### Exercise details:
Within the data below, find the string "shape" and return each line where it occurs.

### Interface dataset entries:
************

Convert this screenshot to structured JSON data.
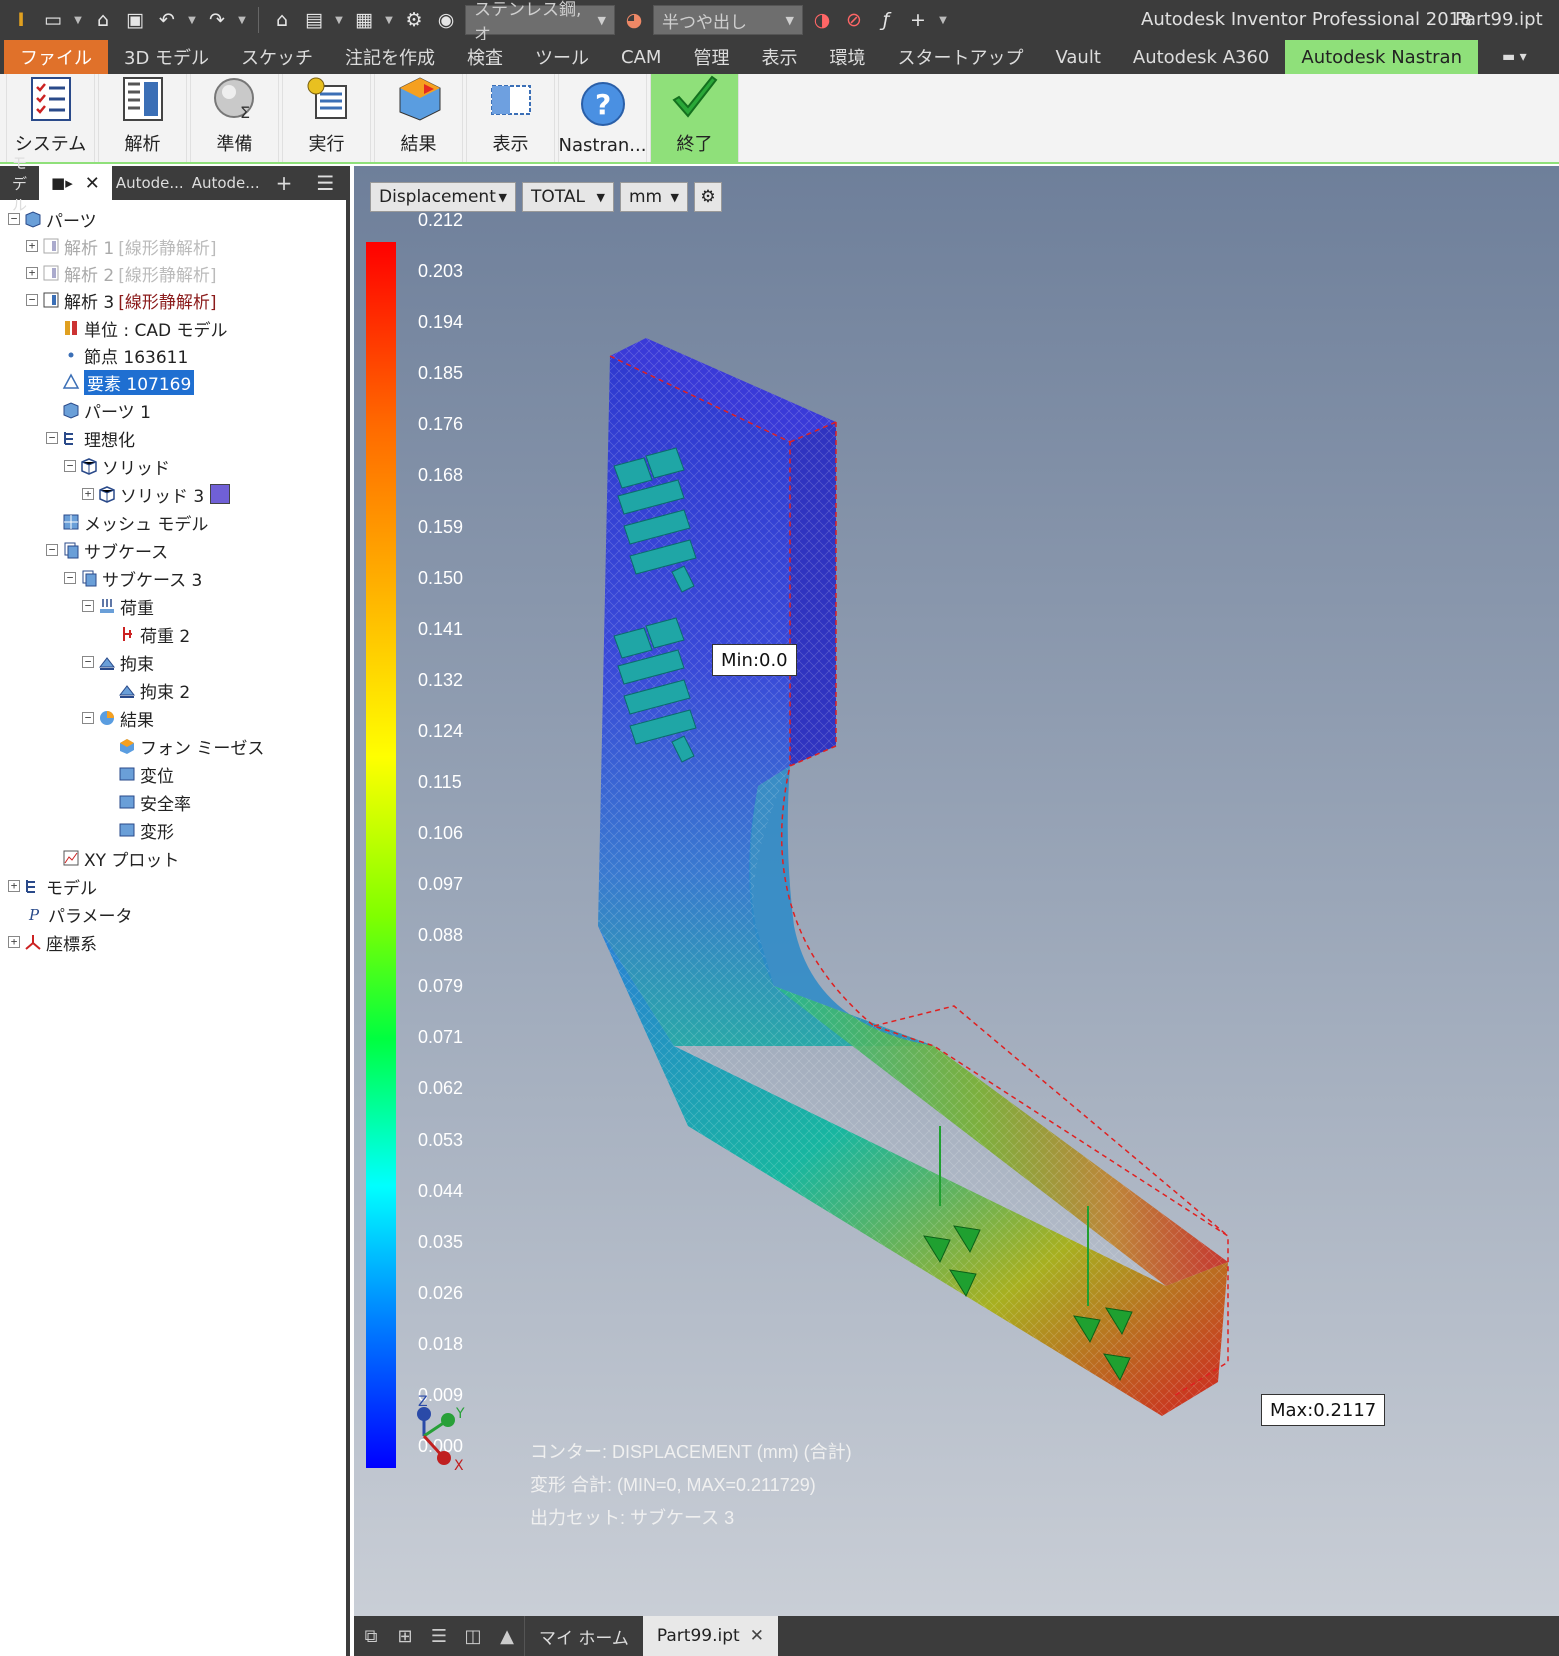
{
  "titlebar": {
    "app_title": "Autodesk Inventor Professional 2018",
    "file_name": "Part99.ipt",
    "material": "ステンレス鋼, オ",
    "appearance": "半つや出し"
  },
  "menu": {
    "tabs": [
      "ファイル",
      "3D モデル",
      "スケッチ",
      "注記を作成",
      "検査",
      "ツール",
      "CAM",
      "管理",
      "表示",
      "環境",
      "スタートアップ",
      "Vault",
      "Autodesk A360",
      "Autodesk Nastran"
    ]
  },
  "ribbon": {
    "buttons": [
      "システム",
      "解析",
      "準備",
      "実行",
      "結果",
      "表示",
      "Nastran...",
      "終了"
    ]
  },
  "browser": {
    "tabs": [
      "モデル",
      "Autode...",
      "Autode..."
    ],
    "tree": {
      "parts": "パーツ",
      "analysis1": "解析 1",
      "analysis1_tag": "[線形静解析]",
      "analysis2": "解析 2",
      "analysis2_tag": "[線形静解析]",
      "analysis3": "解析 3",
      "analysis3_tag": "[線形静解析]",
      "units": "単位 : CAD モデル",
      "nodes": "節点 163611",
      "elements": "要素 107169",
      "parts1": "パーツ 1",
      "idealization": "理想化",
      "solid": "ソリッド",
      "solid3": "ソリッド 3",
      "mesh_model": "メッシュ モデル",
      "subcase": "サブケース",
      "subcase3": "サブケース 3",
      "load": "荷重",
      "load2": "荷重 2",
      "constraint": "拘束",
      "constraint2": "拘束 2",
      "results": "結果",
      "von_mises": "フォン ミーゼス",
      "displacement": "変位",
      "safety_factor": "安全率",
      "deformation": "変形",
      "xy_plot": "XY プロット",
      "model": "モデル",
      "parameters": "パラメータ",
      "coord_system": "座標系"
    }
  },
  "viewport": {
    "result_type": "Displacement",
    "component": "TOTAL",
    "unit": "mm",
    "scale_values": [
      "0.212",
      "0.203",
      "0.194",
      "0.185",
      "0.176",
      "0.168",
      "0.159",
      "0.150",
      "0.141",
      "0.132",
      "0.124",
      "0.115",
      "0.106",
      "0.097",
      "0.088",
      "0.079",
      "0.071",
      "0.062",
      "0.053",
      "0.044",
      "0.035",
      "0.026",
      "0.018",
      "0.009",
      "0.000"
    ],
    "min_label": "Min:0.0",
    "max_label": "Max:0.2117",
    "info_lines": [
      "コンター: DISPLACEMENT (mm) (合計)",
      "変形 合計: (MIN=0, MAX=0.211729)",
      "出力セット: サブケース 3"
    ],
    "triad": {
      "z": "Z",
      "y": "Y",
      "x": "X"
    }
  },
  "bottom": {
    "tabs": [
      "マイ ホーム",
      "Part99.ipt"
    ],
    "close_glyph": "✕"
  },
  "colors": {
    "accent_file": "#e0712a",
    "accent_nastran": "#8fe07a",
    "selection": "#1f6fd1"
  }
}
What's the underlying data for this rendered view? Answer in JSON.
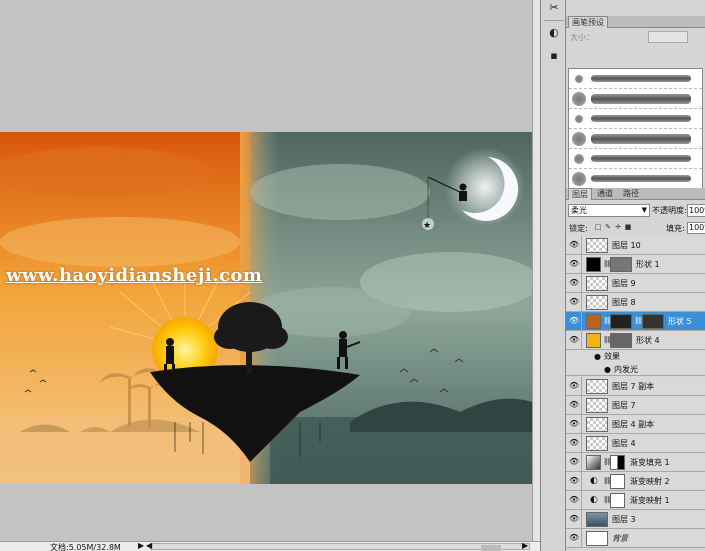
{
  "canvas": {
    "watermark": "www.haoyidiansheji.com"
  },
  "status_bar": {
    "doc_info": "文档:5.05M/32.8M"
  },
  "brush_panel": {
    "tabs": [
      "画笔预设"
    ],
    "size_label": "大小："
  },
  "layers_panel": {
    "tabs": [
      "图层",
      "通道",
      "路径"
    ],
    "blend_mode": "柔光",
    "opacity_label": "不透明度:",
    "opacity_value": "100%",
    "lock_label": "锁定:",
    "fill_label": "填充:",
    "fill_value": "100%",
    "effects_label": "效果",
    "inner_glow_label": "内发光",
    "layers": [
      {
        "name": "图层 10",
        "thumb": "checker"
      },
      {
        "name": "形状 1",
        "thumb": "shape-black"
      },
      {
        "name": "图层 9",
        "thumb": "checker"
      },
      {
        "name": "图层 8",
        "thumb": "checker"
      },
      {
        "name": "形状 5",
        "thumb": "shape-orange",
        "selected": true
      },
      {
        "name": "形状 4",
        "thumb": "shape-yellow"
      },
      {
        "name": "图层 7 副本",
        "thumb": "checker"
      },
      {
        "name": "图层 7",
        "thumb": "checker"
      },
      {
        "name": "图层 4 副本",
        "thumb": "checker"
      },
      {
        "name": "图层 4",
        "thumb": "checker"
      },
      {
        "name": "渐变填充 1",
        "thumb": "gradient"
      },
      {
        "name": "渐变映射 2",
        "thumb": "adjust"
      },
      {
        "name": "渐变映射 1",
        "thumb": "adjust"
      },
      {
        "name": "图层 3",
        "thumb": "photo"
      },
      {
        "name": "背景",
        "thumb": "white"
      }
    ]
  },
  "colors": {
    "selected_layer": "#3a8fd9",
    "panel_bg": "#d6d6d6",
    "canvas_bg": "#c3c3c3"
  }
}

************

### Expected answer:
        "thumb": "shape-black"
        "thumb": "shape-orange",
        "thumb": "shape-yellow"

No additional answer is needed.